### WHAT TO PRODUCE
The finished copy must match the records exactly, except that it contains no pictures.

### RECORDED INFORMATION
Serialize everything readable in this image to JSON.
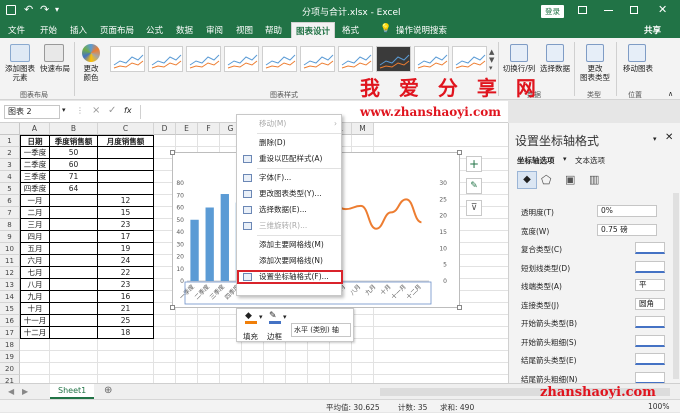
{
  "window": {
    "title": "分项与合计.xlsx - Excel",
    "login": "登录",
    "share": "共享",
    "tell_me": "操作说明搜索"
  },
  "tabs": [
    "文件",
    "开始",
    "插入",
    "页面布局",
    "公式",
    "数据",
    "审阅",
    "视图",
    "帮助",
    "图表设计",
    "格式"
  ],
  "active_tab": "图表设计",
  "ribbon": {
    "add_chart_element": "添加图表\n元素",
    "quick_layout": "快速布局",
    "change_colors": "更改\n颜色",
    "group_layouts": "图表布局",
    "group_styles": "图表样式",
    "switch_row_col": "切换行/列",
    "select_data": "选择数据",
    "group_data": "数据",
    "change_chart_type": "更改\n图表类型",
    "group_type": "类型",
    "move_chart": "移动图表",
    "group_location": "位置"
  },
  "formula_bar": {
    "name_box": "图表 2",
    "fx": "fx",
    "cancel": "×",
    "enter": "✓"
  },
  "columns": [
    "A",
    "B",
    "C",
    "D",
    "E",
    "F",
    "G",
    "H",
    "I",
    "J",
    "K",
    "L",
    "M"
  ],
  "rows": [
    "1",
    "2",
    "3",
    "4",
    "5",
    "6",
    "7",
    "8",
    "9",
    "10",
    "11",
    "12",
    "13",
    "14",
    "15",
    "16",
    "17",
    "18",
    "19",
    "20",
    "21"
  ],
  "table": {
    "headers": [
      "日期",
      "季度销售额",
      "月度销售额"
    ],
    "rows": [
      [
        "一季度",
        "50",
        ""
      ],
      [
        "二季度",
        "60",
        ""
      ],
      [
        "三季度",
        "71",
        ""
      ],
      [
        "四季度",
        "64",
        ""
      ],
      [
        "一月",
        "",
        "12"
      ],
      [
        "二月",
        "",
        "15"
      ],
      [
        "三月",
        "",
        "23"
      ],
      [
        "四月",
        "",
        "17"
      ],
      [
        "五月",
        "",
        "19"
      ],
      [
        "六月",
        "",
        "24"
      ],
      [
        "七月",
        "",
        "22"
      ],
      [
        "八月",
        "",
        "23"
      ],
      [
        "九月",
        "",
        "16"
      ],
      [
        "十月",
        "",
        "21"
      ],
      [
        "十一月",
        "",
        "25"
      ],
      [
        "十二月",
        "",
        "18"
      ]
    ]
  },
  "chart_data": {
    "type": "bar",
    "categories": [
      "一季度",
      "二季度",
      "三季度",
      "四季度",
      "一月",
      "二月",
      "三月",
      "四月",
      "五月",
      "六月",
      "七月",
      "八月",
      "九月",
      "十月",
      "十一月",
      "十二月"
    ],
    "series": [
      {
        "values": [
          50,
          60,
          71,
          64,
          null,
          null,
          null,
          null,
          null,
          null,
          null,
          null,
          null,
          null,
          null,
          null
        ],
        "color": "#5b9bd5",
        "type": "bar"
      },
      {
        "values": [
          null,
          null,
          null,
          null,
          12,
          15,
          23,
          17,
          19,
          24,
          22,
          23,
          16,
          21,
          25,
          18
        ],
        "color": "#ed7d31",
        "type": "line"
      }
    ],
    "y_left_visible_ticks": [
      "80",
      "70",
      "60",
      "50",
      "40",
      "30",
      "20",
      "10",
      "0"
    ],
    "y_right_ticks": [
      "30",
      "25",
      "20",
      "15",
      "10",
      "5",
      "0"
    ],
    "y_right_range": [
      0,
      30
    ],
    "y_left_range": [
      0,
      80
    ],
    "axis_caption_fragment": "销售额"
  },
  "context_menu": {
    "items": [
      {
        "label": "移动(M)",
        "disabled": true,
        "submenu": true,
        "icon": "none"
      },
      {
        "label": "删除(D)",
        "disabled": false,
        "icon": "none"
      },
      {
        "label": "重设以匹配样式(A)",
        "disabled": false,
        "icon": "reset-icon"
      },
      {
        "label": "字体(F)...",
        "disabled": false,
        "icon": "font-icon"
      },
      {
        "label": "更改图表类型(Y)...",
        "disabled": false,
        "icon": "chart-type-icon"
      },
      {
        "label": "选择数据(E)...",
        "disabled": false,
        "icon": "select-data-icon"
      },
      {
        "label": "三维旋转(R)...",
        "disabled": true,
        "icon": "rotate-3d-icon"
      },
      {
        "label": "添加主要网格线(M)",
        "disabled": false,
        "icon": "none"
      },
      {
        "label": "添加次要网格线(N)",
        "disabled": false,
        "icon": "none"
      },
      {
        "label": "设置坐标轴格式(F)...",
        "disabled": false,
        "highlighted": true,
        "icon": "format-axis-icon"
      }
    ]
  },
  "mini_toolbar": {
    "fill_label": "填充",
    "outline_label": "边框",
    "axis_select": "水平 (类别) 轴"
  },
  "format_pane": {
    "title": "设置坐标轴格式",
    "tab_axis_options": "坐标轴选项",
    "tab_text_options": "文本选项",
    "properties": [
      {
        "label": "透明度(T)",
        "value": "0%"
      },
      {
        "label": "宽度(W)",
        "value": "0.75 磅"
      },
      {
        "label": "复合类型(C)",
        "value": ""
      },
      {
        "label": "短划线类型(D)",
        "value": ""
      },
      {
        "label": "线端类型(A)",
        "value": "平"
      },
      {
        "label": "连接类型(J)",
        "value": "圆角"
      },
      {
        "label": "开始箭头类型(B)",
        "value": ""
      },
      {
        "label": "开始箭头粗细(S)",
        "value": ""
      },
      {
        "label": "结尾箭头类型(E)",
        "value": ""
      },
      {
        "label": "结尾箭头粗细(N)",
        "value": ""
      }
    ]
  },
  "sheet_tab": "Sheet1",
  "status": {
    "average": "平均值: 30.625",
    "count": "计数: 35",
    "sum": "求和: 490",
    "zoom": "100%"
  },
  "watermarks": {
    "cn": "我 爱 分 享 网",
    "url": "www.zhanshaoyi.com",
    "url_bottom": "zhanshaoyi.com"
  },
  "colors": {
    "excel_green": "#217346",
    "bar": "#5b9bd5",
    "line": "#ed7d31",
    "highlight_red": "#e0141e"
  }
}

### PROBLEM SOLUTION
Serialize everything readable in this image to JSON.
{
  "window": {
    "title": "分项与合计.xlsx - Excel",
    "login": "登录",
    "share": "共享",
    "tell_me": "操作说明搜索"
  },
  "tabs": [
    "文件",
    "开始",
    "插入",
    "页面布局",
    "公式",
    "数据",
    "审阅",
    "视图",
    "帮助",
    "图表设计",
    "格式"
  ],
  "active_tab": "图表设计",
  "ribbon": {
    "add_chart_element": "添加图表\n元素",
    "quick_layout": "快速布局",
    "change_colors": "更改\n颜色",
    "group_layouts": "图表布局",
    "group_styles": "图表样式",
    "switch_row_col": "切换行/列",
    "select_data": "选择数据",
    "group_data": "数据",
    "change_chart_type": "更改\n图表类型",
    "group_type": "类型",
    "move_chart": "移动图表",
    "group_location": "位置"
  },
  "formula_bar": {
    "name_box": "图表 2",
    "fx": "fx",
    "cancel": "×",
    "enter": "✓"
  },
  "columns": [
    "A",
    "B",
    "C",
    "D",
    "E",
    "F",
    "G",
    "H",
    "I",
    "J",
    "K",
    "L",
    "M"
  ],
  "rows": [
    "1",
    "2",
    "3",
    "4",
    "5",
    "6",
    "7",
    "8",
    "9",
    "10",
    "11",
    "12",
    "13",
    "14",
    "15",
    "16",
    "17",
    "18",
    "19",
    "20",
    "21"
  ],
  "table": {
    "headers": [
      "日期",
      "季度销售额",
      "月度销售额"
    ],
    "rows": [
      [
        "一季度",
        "50",
        ""
      ],
      [
        "二季度",
        "60",
        ""
      ],
      [
        "三季度",
        "71",
        ""
      ],
      [
        "四季度",
        "64",
        ""
      ],
      [
        "一月",
        "",
        "12"
      ],
      [
        "二月",
        "",
        "15"
      ],
      [
        "三月",
        "",
        "23"
      ],
      [
        "四月",
        "",
        "17"
      ],
      [
        "五月",
        "",
        "19"
      ],
      [
        "六月",
        "",
        "24"
      ],
      [
        "七月",
        "",
        "22"
      ],
      [
        "八月",
        "",
        "23"
      ],
      [
        "九月",
        "",
        "16"
      ],
      [
        "十月",
        "",
        "21"
      ],
      [
        "十一月",
        "",
        "25"
      ],
      [
        "十二月",
        "",
        "18"
      ]
    ]
  },
  "chart_data": {
    "type": "bar",
    "categories": [
      "一季度",
      "二季度",
      "三季度",
      "四季度",
      "一月",
      "二月",
      "三月",
      "四月",
      "五月",
      "六月",
      "七月",
      "八月",
      "九月",
      "十月",
      "十一月",
      "十二月"
    ],
    "series": [
      {
        "values": [
          50,
          60,
          71,
          64,
          null,
          null,
          null,
          null,
          null,
          null,
          null,
          null,
          null,
          null,
          null,
          null
        ],
        "color": "#5b9bd5",
        "type": "bar"
      },
      {
        "values": [
          null,
          null,
          null,
          null,
          12,
          15,
          23,
          17,
          19,
          24,
          22,
          23,
          16,
          21,
          25,
          18
        ],
        "color": "#ed7d31",
        "type": "line"
      }
    ],
    "y_left_visible_ticks": [
      "80",
      "70",
      "60",
      "50",
      "40",
      "30",
      "20",
      "10",
      "0"
    ],
    "y_right_ticks": [
      "30",
      "25",
      "20",
      "15",
      "10",
      "5",
      "0"
    ],
    "y_right_range": [
      0,
      30
    ],
    "y_left_range": [
      0,
      80
    ],
    "axis_caption_fragment": "销售额"
  },
  "context_menu": {
    "items": [
      {
        "label": "移动(M)",
        "disabled": true,
        "submenu": true,
        "icon": "none"
      },
      {
        "label": "删除(D)",
        "disabled": false,
        "icon": "none"
      },
      {
        "label": "重设以匹配样式(A)",
        "disabled": false,
        "icon": "reset-icon"
      },
      {
        "label": "字体(F)...",
        "disabled": false,
        "icon": "font-icon"
      },
      {
        "label": "更改图表类型(Y)...",
        "disabled": false,
        "icon": "chart-type-icon"
      },
      {
        "label": "选择数据(E)...",
        "disabled": false,
        "icon": "select-data-icon"
      },
      {
        "label": "三维旋转(R)...",
        "disabled": true,
        "icon": "rotate-3d-icon"
      },
      {
        "label": "添加主要网格线(M)",
        "disabled": false,
        "icon": "none"
      },
      {
        "label": "添加次要网格线(N)",
        "disabled": false,
        "icon": "none"
      },
      {
        "label": "设置坐标轴格式(F)...",
        "disabled": false,
        "highlighted": true,
        "icon": "format-axis-icon"
      }
    ]
  },
  "mini_toolbar": {
    "fill_label": "填充",
    "outline_label": "边框",
    "axis_select": "水平 (类别) 轴"
  },
  "format_pane": {
    "title": "设置坐标轴格式",
    "tab_axis_options": "坐标轴选项",
    "tab_text_options": "文本选项",
    "properties": [
      {
        "label": "透明度(T)",
        "value": "0%"
      },
      {
        "label": "宽度(W)",
        "value": "0.75 磅"
      },
      {
        "label": "复合类型(C)",
        "value": ""
      },
      {
        "label": "短划线类型(D)",
        "value": ""
      },
      {
        "label": "线端类型(A)",
        "value": "平"
      },
      {
        "label": "连接类型(J)",
        "value": "圆角"
      },
      {
        "label": "开始箭头类型(B)",
        "value": ""
      },
      {
        "label": "开始箭头粗细(S)",
        "value": ""
      },
      {
        "label": "结尾箭头类型(E)",
        "value": ""
      },
      {
        "label": "结尾箭头粗细(N)",
        "value": ""
      }
    ]
  },
  "sheet_tab": "Sheet1",
  "status": {
    "average": "平均值: 30.625",
    "count": "计数: 35",
    "sum": "求和: 490",
    "zoom": "100%"
  },
  "watermarks": {
    "cn": "我 爱 分 享 网",
    "url": "www.zhanshaoyi.com",
    "url_bottom": "zhanshaoyi.com"
  },
  "colors": {
    "excel_green": "#217346",
    "bar": "#5b9bd5",
    "line": "#ed7d31",
    "highlight_red": "#e0141e"
  }
}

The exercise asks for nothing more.